In the latter part of 1941 there was a case against the former British Consul of ST MALO – MR FERRERS – who resided in JERSEY. Mrs F. was wearing an RAF badge on her evening gown in the dining room of the OMMAROO HOTEL. The hotel was partialy billeted by German officers, civilians were staying there as well. Mr STEINBERGER (then head of GFP branch) was asked by another officer present to induce Consul FERRERS and see that Mrs F. should retain from provoking the German Forces in such a way. There followed some argument in the hall between Mr STEINBERGER and Consul F. F. was then arrested and both Mr. and Mrs FERRERS sentenced and imprisoned in FRANCE.
This is the only record that suggests that Mrs Ferrers was also deported, which was not the case.
The document then goes on to record a visit to Jersey by a General Viebahn in November 1941. He ‘criticised the FERRERS case and stated that this should have been handled with more delicacy. “It is the Fuehrer’s express wish to deal with the Channel Islands population with the utmost tact and leniency and a distinct differentiation should be observed with regard to people of NORTHERN FRANCE and CHANNEL ISLANDS.” [capitals in original document preserved].
This document is astonishing as it provides the only known documentation suggesting that the German forces had received explicit instructions to treat Channel Islanders leniently.
Returning to the primary archival record, Vyvyan Ferrers was sentenced by the court martial of the Field Command 515 on 25 September 1941 to one year’s imprisonment for ‘uttering statements hostile to the German State.’ On 17 October 1941 he was deported to Caen Prison; he was released on 25 April 1942.
On 13 April 1942, the Court of the Field Command 515 ordered that Ferrers’ sentence had been deferred with effect from 25 April 1942 ‘until the end of hostilities, upon condition that he conducts himself in future in a manner calculated not to involve him in any disciplinary proceedings instituted by the forces of occupation.’ In total, Ferrers served seven months of his twelve month sentence.
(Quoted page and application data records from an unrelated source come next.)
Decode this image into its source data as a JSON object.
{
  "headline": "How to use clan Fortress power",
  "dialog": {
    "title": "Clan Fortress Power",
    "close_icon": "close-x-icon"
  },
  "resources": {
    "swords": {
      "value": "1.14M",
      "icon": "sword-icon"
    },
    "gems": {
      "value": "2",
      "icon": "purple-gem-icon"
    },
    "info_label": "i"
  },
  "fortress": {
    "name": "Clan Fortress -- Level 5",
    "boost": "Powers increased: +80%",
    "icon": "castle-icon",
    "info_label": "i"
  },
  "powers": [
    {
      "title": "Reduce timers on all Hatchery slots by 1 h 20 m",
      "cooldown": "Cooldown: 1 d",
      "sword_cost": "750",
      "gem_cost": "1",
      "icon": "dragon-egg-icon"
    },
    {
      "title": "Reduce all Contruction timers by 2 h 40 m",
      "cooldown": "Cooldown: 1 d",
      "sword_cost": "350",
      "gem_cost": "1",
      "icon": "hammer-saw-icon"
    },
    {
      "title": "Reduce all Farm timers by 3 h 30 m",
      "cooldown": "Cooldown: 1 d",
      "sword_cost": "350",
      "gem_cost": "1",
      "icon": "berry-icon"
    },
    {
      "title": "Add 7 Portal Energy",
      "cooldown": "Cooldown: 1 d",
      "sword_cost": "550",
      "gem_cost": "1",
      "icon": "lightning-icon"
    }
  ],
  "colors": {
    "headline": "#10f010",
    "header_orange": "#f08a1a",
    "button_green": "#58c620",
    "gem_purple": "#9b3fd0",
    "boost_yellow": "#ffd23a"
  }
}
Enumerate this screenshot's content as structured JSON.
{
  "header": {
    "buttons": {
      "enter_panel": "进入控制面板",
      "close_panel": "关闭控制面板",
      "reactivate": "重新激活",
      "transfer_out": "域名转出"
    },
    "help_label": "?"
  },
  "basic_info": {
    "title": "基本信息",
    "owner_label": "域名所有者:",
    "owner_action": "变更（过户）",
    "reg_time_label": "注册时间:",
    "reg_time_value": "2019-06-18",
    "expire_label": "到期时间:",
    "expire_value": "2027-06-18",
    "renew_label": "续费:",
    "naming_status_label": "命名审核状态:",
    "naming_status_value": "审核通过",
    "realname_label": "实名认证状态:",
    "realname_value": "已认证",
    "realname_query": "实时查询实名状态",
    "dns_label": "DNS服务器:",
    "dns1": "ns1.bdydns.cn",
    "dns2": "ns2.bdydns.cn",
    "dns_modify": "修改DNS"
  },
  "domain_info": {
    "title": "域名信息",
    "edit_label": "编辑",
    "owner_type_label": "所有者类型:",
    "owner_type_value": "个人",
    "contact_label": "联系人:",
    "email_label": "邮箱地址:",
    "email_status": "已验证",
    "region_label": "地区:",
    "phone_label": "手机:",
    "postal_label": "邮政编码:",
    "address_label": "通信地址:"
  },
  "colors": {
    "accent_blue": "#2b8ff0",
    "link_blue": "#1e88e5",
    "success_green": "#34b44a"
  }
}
On 13 February 1943, Vyvyan Ferrers was deported once again; those who had been convicted of an offence were rounded up for the second wave of mass deportations from the Channel Islands that month. He was sent first to Compiegne Transit and Internment Camp, and then to Biberach Civilian Internment Camp. In Biberach, he stood out as a ‘camp personality’, and his caricature was drawn by ASH Dickinson. He is depicted as ‘the student’, sitting on a camp stool with his nose in a book. In a second cartoon by the same artist, drawn in September 1944, Ferrers is shown as a tall and formidable figure, striding around the camp grounds and wearing his trademark cloak. A fellow internee, M Roche, provided the following rhyme to go with the image:
There’s a polyglot called Consul Ferrers
For whom erudite things hold no terrors.
Swathed in silence and cloak
He sees less gifted folk
As rather regrettable errors.
A note in a Biberach camp register shows that on 12 September 1944, Vyvyan Ferrers was ‘transferred to Bad Neuradth’. At present we have no knowledge at all about what happened to him here. However, we know that he survived the war; in 1946, he remarried. He died on 6 March 1955 in Brighton.
Carr, G., Sanders, P. and Willmot, L. 2014. Protest, Defiance and Resistance in the Channel Islands: German Occupation 1940-45. Bloomsbury Academic: London.
Harris, L. 2004 . A Boy Remembers. Jersey: Channel Island Publishing.
Wood, A. and Wood, M. 1955. Islands in Danger. New York: The Macmillan company.
Captain JR Dening files, Imperial War Museum, ref. 13409.
1943 deportation list, Jersey Archives ref. B/A/W80/1.
Vyvyan Ferrers’ occupation registration card and forms, Jersey Archives ref. D/S/A/13/A323 & B323.
Vyvyan Ferrers’ court records, Jersey Archives ref. D/Z/H6/2/38.
Vyvan Ferrers’ entry in the logbook for Jersey Political Prisoners, Jersey Archives ref. D/AG/B7/7.
Cartoons of Vyvyan Ferrers by ASM Dickinson, Jersey Archives ref. L/C/177/A1/53 and L/C/177/A4/13.